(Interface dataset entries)
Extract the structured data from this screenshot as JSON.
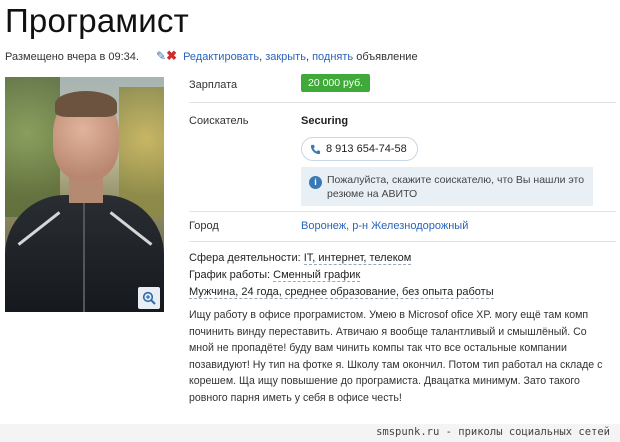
{
  "ad": {
    "title": "Програмист",
    "posted": "Размещено вчера в 09:34.",
    "actions": {
      "edit": "Редактировать",
      "close": "закрыть",
      "raise": "поднять",
      "suffix": "объявление"
    }
  },
  "fields": {
    "salary_label": "Зарплата",
    "salary_value": "20 000 руб.",
    "seeker_label": "Соискатель",
    "seeker_value": "Securing",
    "phone": "8 913 654-74-58",
    "info_note": "Пожалуйста, скажите соискателю, что Вы нашли это резюме на АВИТО",
    "city_label": "Город",
    "city_value": "Воронеж, р-н Железнодорожный"
  },
  "facts": {
    "sphere_label": "Сфера деятельности:",
    "sphere_value": "IT, интернет, телеком",
    "schedule_label": "График работы:",
    "schedule_value": "Сменный график",
    "profile": "Мужчина, 24 года, среднее образование, без опыта работы"
  },
  "description": "Ищу работу в офисе програмистом. Умею в Microsof ofice XP. могу ещё там комп починить винду переставить. Атвичаю я вообще талантливый и смышлёный. Со мной не пропадёте! буду вам чинить компы так что все остальные компании позавидуют! Ну тип на фотке я. Школу там окончил. Потом тип работал на складе с корешем. Ща ищу повышение до програмиста. Двацатка минимум. Зато такого ровного парня иметь у себя в офисе честь!",
  "watermark": "smspunk.ru - приколы социальных сетей",
  "colors": {
    "salary_badge": "#3faa3a",
    "link": "#2a64b8",
    "info_bg": "#e8f0f6"
  },
  "icons": [
    "pencil-icon",
    "delete-icon",
    "zoom-icon",
    "phone-icon",
    "info-icon"
  ]
}
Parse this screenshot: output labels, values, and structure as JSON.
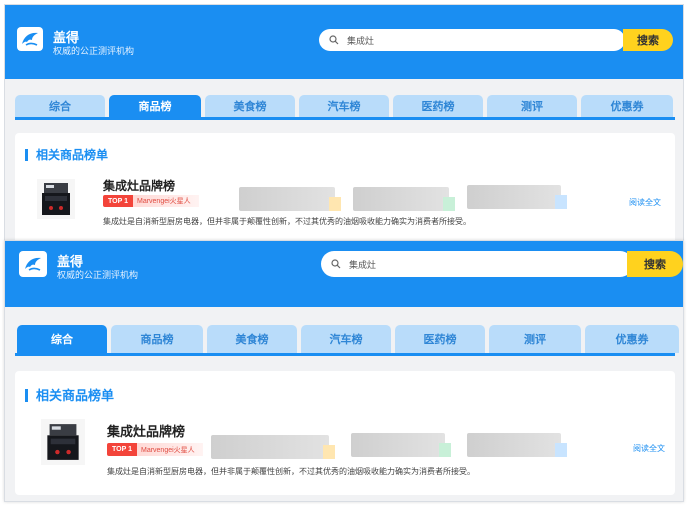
{
  "brand": {
    "name": "盖得",
    "tagline": "权威的公正测评机构"
  },
  "search": {
    "value": "集成灶",
    "button_label": "搜索"
  },
  "tabs": [
    {
      "label": "综合"
    },
    {
      "label": "商品榜"
    },
    {
      "label": "美食榜"
    },
    {
      "label": "汽车榜"
    },
    {
      "label": "医药榜"
    },
    {
      "label": "测评"
    },
    {
      "label": "优惠券"
    }
  ],
  "section": {
    "title": "相关商品榜单"
  },
  "product": {
    "name": "集成灶品牌榜",
    "rank_badge": "TOP 1",
    "rank_label": "Marvengei火星人",
    "description": "集成灶是自消新型厨房电器，但并非属于颠覆性创新，不过其优秀的油烟吸收能力确实为消费者所接受。",
    "read_more": "阅读全文"
  },
  "views": [
    {
      "active_tab": "商品榜"
    },
    {
      "active_tab": "综合"
    }
  ],
  "colors": {
    "primary": "#1a8ef2",
    "tab_inactive_bg": "#b9dcfa",
    "search_button": "#ffd21e",
    "badge_red": "#f3443a"
  }
}
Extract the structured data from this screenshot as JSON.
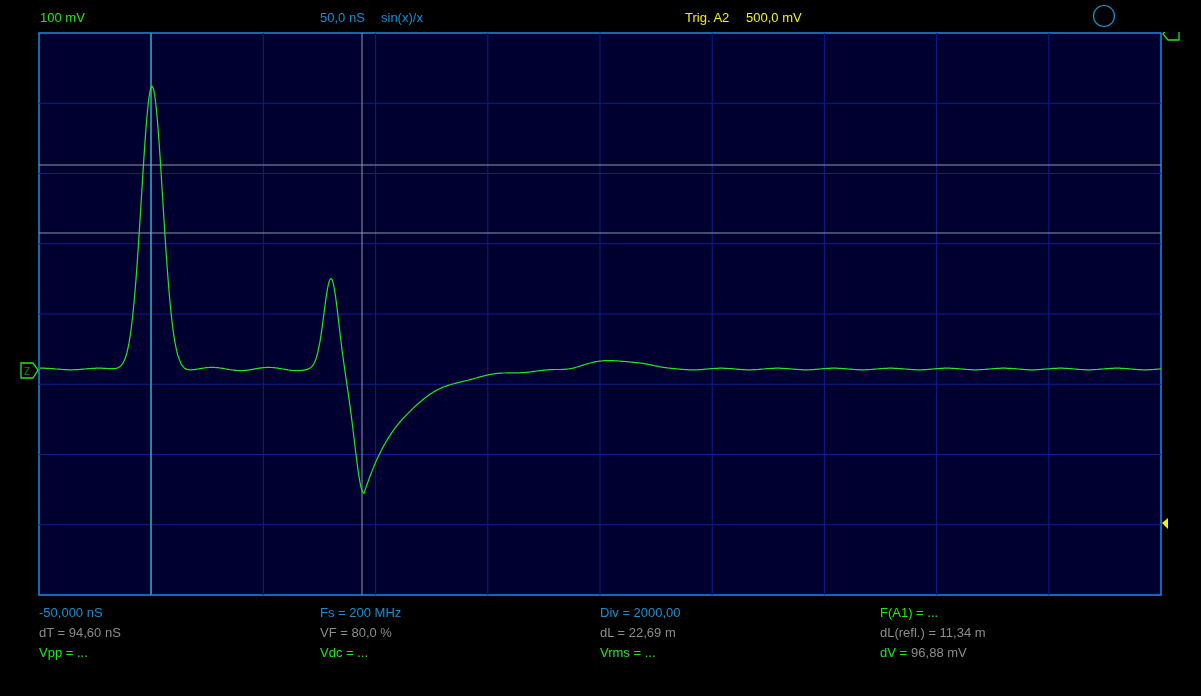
{
  "header": {
    "channel_scale": "100 mV",
    "timebase": "50,0 nS",
    "interpolation": "sin(x)/x",
    "trigger": "Trig. A2",
    "trigger_level": "500,0 mV"
  },
  "ground_marker": {
    "label": "Z"
  },
  "readout_columns": [
    {
      "items": [
        {
          "kind": "setting",
          "text": "-50,000 nS"
        },
        {
          "kind": "measure",
          "text": "dT = 94,60 nS"
        },
        {
          "kind": "result",
          "text": "Vpp = ..."
        }
      ]
    },
    {
      "items": [
        {
          "kind": "setting",
          "text": "Fs = 200 MHz"
        },
        {
          "kind": "measure",
          "text": "VF = 80,0 %"
        },
        {
          "kind": "result",
          "text": "Vdc = ..."
        }
      ]
    },
    {
      "items": [
        {
          "kind": "setting",
          "text": "Div = 2000,00"
        },
        {
          "kind": "measure",
          "text": "dL = 22,69 m"
        },
        {
          "kind": "result",
          "text": "Vrms = ..."
        }
      ]
    },
    {
      "items": [
        {
          "kind": "result",
          "text": "F(A1) = ..."
        },
        {
          "kind": "measure",
          "text": "dL(refl.) = 11,34 m"
        },
        {
          "kind": "result",
          "text": "dV =",
          "value": "96,88 mV"
        }
      ]
    }
  ]
}
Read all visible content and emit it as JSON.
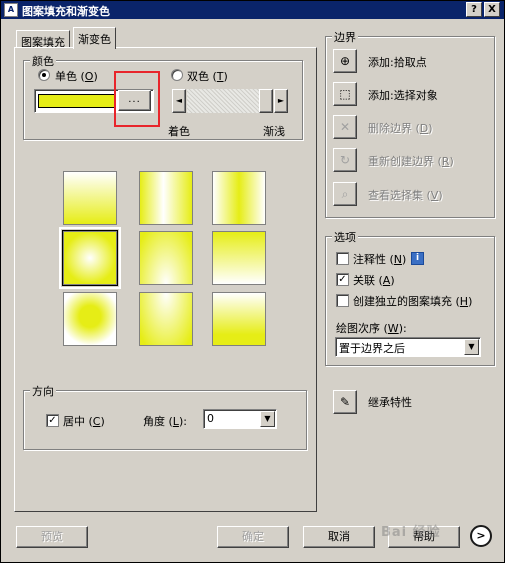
{
  "window": {
    "title": "图案填充和渐变色",
    "title_icon": "A",
    "help_btn": "?",
    "close_btn": "X"
  },
  "tabs": [
    {
      "label": "图案填充",
      "active": false
    },
    {
      "label": "渐变色",
      "active": true
    }
  ],
  "color_group": {
    "label": "颜色",
    "single": {
      "text": "单色 (",
      "key": "O",
      "close": ")",
      "selected": true
    },
    "dual": {
      "text": "双色 (",
      "key": "T",
      "close": ")",
      "selected": false
    },
    "swatch_color": "#e6ed16",
    "dots_label": "...",
    "slider_left": "◄",
    "slider_right": "►",
    "shade_label": "着色",
    "tint_label": "渐浅"
  },
  "gradient_patterns": [
    "linear-v-light-top",
    "cylinder-v",
    "inv-cylinder-v",
    "spherical",
    "hemispherical",
    "curved",
    "inv-spherical",
    "inv-hemispherical",
    "inv-curved"
  ],
  "selected_pattern_index": 3,
  "orientation_group": {
    "label": "方向",
    "centered_text": "居中 (",
    "centered_key": "C",
    "centered_close": ")",
    "centered_checked": true,
    "check_mark": "✓",
    "angle_text": "角度 (",
    "angle_key": "L",
    "angle_close": "):",
    "angle_value": "0",
    "combo_arrow": "▼"
  },
  "boundaries": {
    "label": "边界",
    "items": [
      {
        "text": "添加:拾取点",
        "icon": "pick-points-icon",
        "glyph": "⊕",
        "enabled": true
      },
      {
        "text": "添加:选择对象",
        "icon": "select-objects-icon",
        "glyph": "⬚",
        "enabled": true
      },
      {
        "text": "删除边界 (",
        "key": "D",
        "close": ")",
        "icon": "remove-boundaries-icon",
        "glyph": "✕",
        "enabled": false
      },
      {
        "text": "重新创建边界 (",
        "key": "R",
        "close": ")",
        "icon": "recreate-boundary-icon",
        "glyph": "↻",
        "enabled": false
      },
      {
        "text": "查看选择集 (",
        "key": "V",
        "close": ")",
        "icon": "view-selections-icon",
        "glyph": "⌕",
        "enabled": false
      }
    ]
  },
  "options": {
    "label": "选项",
    "annotative": {
      "text": "注释性 (",
      "key": "N",
      "close": ")",
      "checked": false,
      "info": "i"
    },
    "associative": {
      "text": "关联 (",
      "key": "A",
      "close": ")",
      "checked": true
    },
    "separate": {
      "text": "创建独立的图案填充 (",
      "key": "H",
      "close": ")",
      "checked": false
    },
    "draw_order_text": "绘图次序 (",
    "draw_order_key": "W",
    "draw_order_close": "):",
    "draw_order_value": "置于边界之后"
  },
  "inherit": {
    "label": "继承特性",
    "glyph": "✎"
  },
  "bottom": {
    "preview": "预览",
    "ok": "确定",
    "cancel": "取消",
    "help": "帮助",
    "more": ">"
  },
  "watermark": "Bai 经验",
  "colors": {
    "accent_yellow": "#e6ed16",
    "titlebar": "#0a246a",
    "dialog_face": "#d4d0c8",
    "highlight_box": "#e8252b"
  }
}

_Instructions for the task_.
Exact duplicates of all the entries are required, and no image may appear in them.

_Your response_.
Extract the structured data from this screenshot as JSON.
{
  "ad": {
    "title": "Програмист",
    "posted": "Размещено вчера в 09:34.",
    "actions": {
      "edit": "Редактировать",
      "close": "закрыть",
      "raise": "поднять",
      "suffix": "объявление"
    }
  },
  "fields": {
    "salary_label": "Зарплата",
    "salary_value": "20 000 руб.",
    "seeker_label": "Соискатель",
    "seeker_value": "Securing",
    "phone": "8 913 654-74-58",
    "info_note": "Пожалуйста, скажите соискателю, что Вы нашли это резюме на АВИТО",
    "city_label": "Город",
    "city_value": "Воронеж, р-н Железнодорожный"
  },
  "facts": {
    "sphere_label": "Сфера деятельности:",
    "sphere_value": "IT, интернет, телеком",
    "schedule_label": "График работы:",
    "schedule_value": "Сменный график",
    "profile": "Мужчина, 24 года, среднее образование, без опыта работы"
  },
  "description": "Ищу работу в офисе програмистом. Умею в Microsof ofice XP. могу ещё там комп починить винду переставить. Атвичаю я вообще талантливый и смышлёный. Со мной не пропадёте! буду вам чинить компы так что все остальные компании позавидуют! Ну тип на фотке я. Школу там окончил. Потом тип работал на складе с корешем. Ща ищу повышение до програмиста. Двацатка минимум. Зато такого ровного парня иметь у себя в офисе честь!",
  "watermark": "smspunk.ru - приколы социальных сетей",
  "colors": {
    "salary_badge": "#3faa3a",
    "link": "#2a64b8",
    "info_bg": "#e8f0f6"
  },
  "icons": [
    "pencil-icon",
    "delete-icon",
    "zoom-icon",
    "phone-icon",
    "info-icon"
  ]
}
Parse this screenshot: output labels, values, and structure as JSON.
{
  "brand": {
    "name": "盖得",
    "tagline": "权威的公正测评机构"
  },
  "search": {
    "value": "集成灶",
    "button_label": "搜索"
  },
  "tabs": [
    {
      "label": "综合"
    },
    {
      "label": "商品榜"
    },
    {
      "label": "美食榜"
    },
    {
      "label": "汽车榜"
    },
    {
      "label": "医药榜"
    },
    {
      "label": "测评"
    },
    {
      "label": "优惠券"
    }
  ],
  "section": {
    "title": "相关商品榜单"
  },
  "product": {
    "name": "集成灶品牌榜",
    "rank_badge": "TOP 1",
    "rank_label": "Marvengei火星人",
    "description": "集成灶是自消新型厨房电器，但并非属于颠覆性创新，不过其优秀的油烟吸收能力确实为消费者所接受。",
    "read_more": "阅读全文"
  },
  "views": [
    {
      "active_tab": "商品榜"
    },
    {
      "active_tab": "综合"
    }
  ],
  "colors": {
    "primary": "#1a8ef2",
    "tab_inactive_bg": "#b9dcfa",
    "search_button": "#ffd21e",
    "badge_red": "#f3443a"
  }
}
Extract the structured data from this screenshot as JSON.
{
  "header": {
    "channel_scale": "100 mV",
    "timebase": "50,0 nS",
    "interpolation": "sin(x)/x",
    "trigger": "Trig. A2",
    "trigger_level": "500,0 mV"
  },
  "ground_marker": {
    "label": "Z"
  },
  "readout_columns": [
    {
      "items": [
        {
          "kind": "setting",
          "text": "-50,000 nS"
        },
        {
          "kind": "measure",
          "text": "dT = 94,60 nS"
        },
        {
          "kind": "result",
          "text": "Vpp = ..."
        }
      ]
    },
    {
      "items": [
        {
          "kind": "setting",
          "text": "Fs = 200 MHz"
        },
        {
          "kind": "measure",
          "text": "VF = 80,0 %"
        },
        {
          "kind": "result",
          "text": "Vdc = ..."
        }
      ]
    },
    {
      "items": [
        {
          "kind": "setting",
          "text": "Div = 2000,00"
        },
        {
          "kind": "measure",
          "text": "dL = 22,69 m"
        },
        {
          "kind": "result",
          "text": "Vrms = ..."
        }
      ]
    },
    {
      "items": [
        {
          "kind": "result",
          "text": "F(A1) = ..."
        },
        {
          "kind": "measure",
          "text": "dL(refl.) = 11,34 m"
        },
        {
          "kind": "result",
          "text": "dV =",
          "value": "96,88 mV"
        }
      ]
    }
  ]
}
Read all visible content and emit it as JSON.
{
  "window": {
    "title": "图案填充和渐变色",
    "title_icon": "A",
    "help_btn": "?",
    "close_btn": "X"
  },
  "tabs": [
    {
      "label": "图案填充",
      "active": false
    },
    {
      "label": "渐变色",
      "active": true
    }
  ],
  "color_group": {
    "label": "颜色",
    "single": {
      "text": "单色 (",
      "key": "O",
      "close": ")",
      "selected": true
    },
    "dual": {
      "text": "双色 (",
      "key": "T",
      "close": ")",
      "selected": false
    },
    "swatch_color": "#e6ed16",
    "dots_label": "...",
    "slider_left": "◄",
    "slider_right": "►",
    "shade_label": "着色",
    "tint_label": "渐浅"
  },
  "gradient_patterns": [
    "linear-v-light-top",
    "cylinder-v",
    "inv-cylinder-v",
    "spherical",
    "hemispherical",
    "curved",
    "inv-spherical",
    "inv-hemispherical",
    "inv-curved"
  ],
  "selected_pattern_index": 3,
  "orientation_group": {
    "label": "方向",
    "centered_text": "居中 (",
    "centered_key": "C",
    "centered_close": ")",
    "centered_checked": true,
    "check_mark": "✓",
    "angle_text": "角度 (",
    "angle_key": "L",
    "angle_close": "):",
    "angle_value": "0",
    "combo_arrow": "▼"
  },
  "boundaries": {
    "label": "边界",
    "items": [
      {
        "text": "添加:拾取点",
        "icon": "pick-points-icon",
        "glyph": "⊕",
        "enabled": true
      },
      {
        "text": "添加:选择对象",
        "icon": "select-objects-icon",
        "glyph": "⬚",
        "enabled": true
      },
      {
        "text": "删除边界 (",
        "key": "D",
        "close": ")",
        "icon": "remove-boundaries-icon",
        "glyph": "✕",
        "enabled": false
      },
      {
        "text": "重新创建边界 (",
        "key": "R",
        "close": ")",
        "icon": "recreate-boundary-icon",
        "glyph": "↻",
        "enabled": false
      },
      {
        "text": "查看选择集 (",
        "key": "V",
        "close": ")",
        "icon": "view-selections-icon",
        "glyph": "⌕",
        "enabled": false
      }
    ]
  },
  "options": {
    "label": "选项",
    "annotative": {
      "text": "注释性 (",
      "key": "N",
      "close": ")",
      "checked": false,
      "info": "i"
    },
    "associative": {
      "text": "关联 (",
      "key": "A",
      "close": ")",
      "checked": true
    },
    "separate": {
      "text": "创建独立的图案填充 (",
      "key": "H",
      "close": ")",
      "checked": false
    },
    "draw_order_text": "绘图次序 (",
    "draw_order_key": "W",
    "draw_order_close": "):",
    "draw_order_value": "置于边界之后"
  },
  "inherit": {
    "label": "继承特性",
    "glyph": "✎"
  },
  "bottom": {
    "preview": "预览",
    "ok": "确定",
    "cancel": "取消",
    "help": "帮助",
    "more": ">"
  },
  "watermark": "Bai 经验",
  "colors": {
    "accent_yellow": "#e6ed16",
    "titlebar": "#0a246a",
    "dialog_face": "#d4d0c8",
    "highlight_box": "#e8252b"
  }
}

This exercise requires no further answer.